**PROBLEM**
Please restate each entry below, word for word.

(Element data from apps and pages)
■ ■ ■ ■ ■
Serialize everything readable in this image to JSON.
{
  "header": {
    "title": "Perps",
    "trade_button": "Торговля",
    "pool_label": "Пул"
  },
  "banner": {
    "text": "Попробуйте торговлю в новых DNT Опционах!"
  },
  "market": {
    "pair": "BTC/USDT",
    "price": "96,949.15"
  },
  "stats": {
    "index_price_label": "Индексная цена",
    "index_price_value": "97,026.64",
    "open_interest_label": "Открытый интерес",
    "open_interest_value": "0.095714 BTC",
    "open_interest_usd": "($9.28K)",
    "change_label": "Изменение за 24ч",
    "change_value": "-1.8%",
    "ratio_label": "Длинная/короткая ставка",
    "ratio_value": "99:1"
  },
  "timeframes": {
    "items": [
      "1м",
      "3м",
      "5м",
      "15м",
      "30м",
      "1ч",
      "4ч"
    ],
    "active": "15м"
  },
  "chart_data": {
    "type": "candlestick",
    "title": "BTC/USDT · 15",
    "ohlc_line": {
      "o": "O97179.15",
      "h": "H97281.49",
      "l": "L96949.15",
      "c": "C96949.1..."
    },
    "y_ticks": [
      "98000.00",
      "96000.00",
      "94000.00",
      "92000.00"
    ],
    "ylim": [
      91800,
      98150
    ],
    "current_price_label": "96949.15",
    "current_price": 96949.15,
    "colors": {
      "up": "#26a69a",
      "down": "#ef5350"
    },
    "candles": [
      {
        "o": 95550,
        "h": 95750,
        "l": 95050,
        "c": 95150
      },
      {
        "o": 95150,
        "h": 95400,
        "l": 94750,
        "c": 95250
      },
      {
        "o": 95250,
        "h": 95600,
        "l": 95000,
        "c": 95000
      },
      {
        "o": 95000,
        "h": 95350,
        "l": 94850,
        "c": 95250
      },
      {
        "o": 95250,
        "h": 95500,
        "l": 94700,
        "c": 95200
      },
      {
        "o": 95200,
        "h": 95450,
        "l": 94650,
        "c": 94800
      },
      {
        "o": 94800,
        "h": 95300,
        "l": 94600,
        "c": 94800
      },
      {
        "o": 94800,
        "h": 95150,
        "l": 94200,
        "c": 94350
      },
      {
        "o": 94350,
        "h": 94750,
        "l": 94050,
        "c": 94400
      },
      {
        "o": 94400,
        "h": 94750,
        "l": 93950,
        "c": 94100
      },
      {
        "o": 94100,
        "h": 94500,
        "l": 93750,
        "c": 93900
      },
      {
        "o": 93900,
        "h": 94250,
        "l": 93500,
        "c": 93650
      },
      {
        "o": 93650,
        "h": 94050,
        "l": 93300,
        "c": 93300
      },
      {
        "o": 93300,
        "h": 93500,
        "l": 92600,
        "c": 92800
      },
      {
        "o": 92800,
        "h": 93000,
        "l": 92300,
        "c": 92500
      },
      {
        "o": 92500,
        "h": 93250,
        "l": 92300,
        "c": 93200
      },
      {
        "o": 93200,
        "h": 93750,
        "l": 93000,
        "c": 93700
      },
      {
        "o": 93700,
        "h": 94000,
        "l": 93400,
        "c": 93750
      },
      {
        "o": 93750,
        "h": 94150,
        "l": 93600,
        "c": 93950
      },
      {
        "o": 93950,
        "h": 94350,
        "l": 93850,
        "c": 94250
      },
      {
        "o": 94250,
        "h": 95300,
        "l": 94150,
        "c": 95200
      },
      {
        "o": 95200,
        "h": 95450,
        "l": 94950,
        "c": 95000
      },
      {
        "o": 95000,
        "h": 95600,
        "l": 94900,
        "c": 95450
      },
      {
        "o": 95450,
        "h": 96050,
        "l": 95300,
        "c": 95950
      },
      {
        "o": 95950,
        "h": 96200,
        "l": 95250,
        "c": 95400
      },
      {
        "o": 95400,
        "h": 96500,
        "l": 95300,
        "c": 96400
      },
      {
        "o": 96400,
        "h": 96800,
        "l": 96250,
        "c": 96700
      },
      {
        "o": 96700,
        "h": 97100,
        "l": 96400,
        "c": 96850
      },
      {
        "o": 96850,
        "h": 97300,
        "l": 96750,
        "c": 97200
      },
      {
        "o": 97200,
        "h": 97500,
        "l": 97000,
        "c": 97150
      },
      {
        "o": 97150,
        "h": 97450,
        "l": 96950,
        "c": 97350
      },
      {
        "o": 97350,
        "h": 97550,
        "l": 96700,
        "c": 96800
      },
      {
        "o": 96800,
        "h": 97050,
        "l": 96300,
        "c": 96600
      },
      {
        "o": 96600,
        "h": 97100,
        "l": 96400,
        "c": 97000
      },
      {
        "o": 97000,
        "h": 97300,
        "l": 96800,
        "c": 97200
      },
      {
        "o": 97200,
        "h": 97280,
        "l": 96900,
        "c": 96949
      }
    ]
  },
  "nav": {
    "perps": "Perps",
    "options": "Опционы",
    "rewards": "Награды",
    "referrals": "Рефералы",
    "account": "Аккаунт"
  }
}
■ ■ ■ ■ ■
**OUTPUT BELOW**
Serialize everything readable in this image to JSON.
{
  "header": {
    "title": "Perps",
    "trade_button": "Торговля",
    "pool_label": "Пул"
  },
  "banner": {
    "text": "Попробуйте торговлю в новых DNT Опционах!"
  },
  "market": {
    "pair": "BTC/USDT",
    "price": "96,949.15"
  },
  "stats": {
    "index_price_label": "Индексная цена",
    "index_price_value": "97,026.64",
    "open_interest_label": "Открытый интерес",
    "open_interest_value": "0.095714 BTC",
    "open_interest_usd": "($9.28K)",
    "change_label": "Изменение за 24ч",
    "change_value": "-1.8%",
    "ratio_label": "Длинная/короткая ставка",
    "ratio_value": "99:1"
  },
  "timeframes": {
    "items": [
      "1м",
      "3м",
      "5м",
      "15м",
      "30м",
      "1ч",
      "4ч"
    ],
    "active": "15м"
  },
  "chart_data": {
    "type": "candlestick",
    "title": "BTC/USDT · 15",
    "ohlc_line": {
      "o": "O97179.15",
      "h": "H97281.49",
      "l": "L96949.15",
      "c": "C96949.1..."
    },
    "y_ticks": [
      "98000.00",
      "96000.00",
      "94000.00",
      "92000.00"
    ],
    "ylim": [
      91800,
      98150
    ],
    "current_price_label": "96949.15",
    "current_price": 96949.15,
    "colors": {
      "up": "#26a69a",
      "down": "#ef5350"
    },
    "candles": [
      {
        "o": 95550,
        "h": 95750,
        "l": 95050,
        "c": 95150
      },
      {
        "o": 95150,
        "h": 95400,
        "l": 94750,
        "c": 95250
      },
      {
        "o": 95250,
        "h": 95600,
        "l": 95000,
        "c": 95000
      },
      {
        "o": 95000,
        "h": 95350,
        "l": 94850,
        "c": 95250
      },
      {
        "o": 95250,
        "h": 95500,
        "l": 94700,
        "c": 95200
      },
      {
        "o": 95200,
        "h": 95450,
        "l": 94650,
        "c": 94800
      },
      {
        "o": 94800,
        "h": 95300,
        "l": 94600,
        "c": 94800
      },
      {
        "o": 94800,
        "h": 95150,
        "l": 94200,
        "c": 94350
      },
      {
        "o": 94350,
        "h": 94750,
        "l": 94050,
        "c": 94400
      },
      {
        "o": 94400,
        "h": 94750,
        "l": 93950,
        "c": 94100
      },
      {
        "o": 94100,
        "h": 94500,
        "l": 93750,
        "c": 93900
      },
      {
        "o": 93900,
        "h": 94250,
        "l": 93500,
        "c": 93650
      },
      {
        "o": 93650,
        "h": 94050,
        "l": 93300,
        "c": 93300
      },
      {
        "o": 93300,
        "h": 93500,
        "l": 92600,
        "c": 92800
      },
      {
        "o": 92800,
        "h": 93000,
        "l": 92300,
        "c": 92500
      },
      {
        "o": 92500,
        "h": 93250,
        "l": 92300,
        "c": 93200
      },
      {
        "o": 93200,
        "h": 93750,
        "l": 93000,
        "c": 93700
      },
      {
        "o": 93700,
        "h": 94000,
        "l": 93400,
        "c": 93750
      },
      {
        "o": 93750,
        "h": 94150,
        "l": 93600,
        "c": 93950
      },
      {
        "o": 93950,
        "h": 94350,
        "l": 93850,
        "c": 94250
      },
      {
        "o": 94250,
        "h": 95300,
        "l": 94150,
        "c": 95200
      },
      {
        "o": 95200,
        "h": 95450,
        "l": 94950,
        "c": 95000
      },
      {
        "o": 95000,
        "h": 95600,
        "l": 94900,
        "c": 95450
      },
      {
        "o": 95450,
        "h": 96050,
        "l": 95300,
        "c": 95950
      },
      {
        "o": 95950,
        "h": 96200,
        "l": 95250,
        "c": 95400
      },
      {
        "o": 95400,
        "h": 96500,
        "l": 95300,
        "c": 96400
      },
      {
        "o": 96400,
        "h": 96800,
        "l": 96250,
        "c": 96700
      },
      {
        "o": 96700,
        "h": 97100,
        "l": 96400,
        "c": 96850
      },
      {
        "o": 96850,
        "h": 97300,
        "l": 96750,
        "c": 97200
      },
      {
        "o": 97200,
        "h": 97500,
        "l": 97000,
        "c": 97150
      },
      {
        "o": 97150,
        "h": 97450,
        "l": 96950,
        "c": 97350
      },
      {
        "o": 97350,
        "h": 97550,
        "l": 96700,
        "c": 96800
      },
      {
        "o": 96800,
        "h": 97050,
        "l": 96300,
        "c": 96600
      },
      {
        "o": 96600,
        "h": 97100,
        "l": 96400,
        "c": 97000
      },
      {
        "o": 97000,
        "h": 97300,
        "l": 96800,
        "c": 97200
      },
      {
        "o": 97200,
        "h": 97280,
        "l": 96900,
        "c": 96949
      }
    ]
  },
  "nav": {
    "perps": "Perps",
    "options": "Опционы",
    "rewards": "Награды",
    "referrals": "Рефералы",
    "account": "Аккаунт"
  }
}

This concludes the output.